|Cooperative Classification||H01S5/3213, H01S5/3436, H01S5/2004, H01S5/3434, H01S5/34353, B82Y20/00|
|European Classification||H01S5/20A, B82Y20/00|
|Dec 8, 2009||AS||Assignment|
Owner name: COHERENT, INC., CALIFORNIA
Free format text: ASSIGNMENT OF ASSIGNORS INTEREST;ASSIGNORS:HASENBERG, THOMAS C.;LIU, GUOLI;REEL/FRAME:023623/0160
Effective date: 20091120
|Oct 17, 2014||REMI||Maintenance fee reminder mailed|
|Mar 8, 2015||LAPS||Lapse for failure to pay maintenance fees|

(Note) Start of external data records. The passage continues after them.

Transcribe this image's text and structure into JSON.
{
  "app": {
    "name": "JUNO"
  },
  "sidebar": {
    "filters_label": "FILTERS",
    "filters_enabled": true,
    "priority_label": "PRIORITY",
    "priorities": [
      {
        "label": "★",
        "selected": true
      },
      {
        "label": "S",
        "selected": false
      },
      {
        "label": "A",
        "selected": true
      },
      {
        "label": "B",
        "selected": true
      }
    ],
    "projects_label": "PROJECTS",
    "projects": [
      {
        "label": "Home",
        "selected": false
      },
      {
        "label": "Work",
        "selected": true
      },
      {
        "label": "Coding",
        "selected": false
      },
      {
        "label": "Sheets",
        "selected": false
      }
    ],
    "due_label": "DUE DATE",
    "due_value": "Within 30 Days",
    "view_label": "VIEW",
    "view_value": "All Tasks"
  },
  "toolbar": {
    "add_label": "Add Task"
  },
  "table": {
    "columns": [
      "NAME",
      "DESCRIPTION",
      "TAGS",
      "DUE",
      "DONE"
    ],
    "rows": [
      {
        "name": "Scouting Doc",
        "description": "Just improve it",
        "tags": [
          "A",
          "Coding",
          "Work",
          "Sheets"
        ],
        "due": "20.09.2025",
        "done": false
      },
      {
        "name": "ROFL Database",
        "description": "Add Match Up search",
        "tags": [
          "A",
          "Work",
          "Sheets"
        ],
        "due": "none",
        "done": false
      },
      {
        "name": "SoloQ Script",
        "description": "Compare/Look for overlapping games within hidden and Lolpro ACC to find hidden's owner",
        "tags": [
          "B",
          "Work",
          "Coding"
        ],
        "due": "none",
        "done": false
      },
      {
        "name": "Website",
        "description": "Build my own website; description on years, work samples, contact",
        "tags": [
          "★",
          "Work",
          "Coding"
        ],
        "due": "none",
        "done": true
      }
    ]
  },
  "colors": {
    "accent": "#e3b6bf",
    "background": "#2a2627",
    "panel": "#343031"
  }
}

|Apr 28, 2015||FP||Expired due to failure to pay maintenance fee|
Effective date: 20150308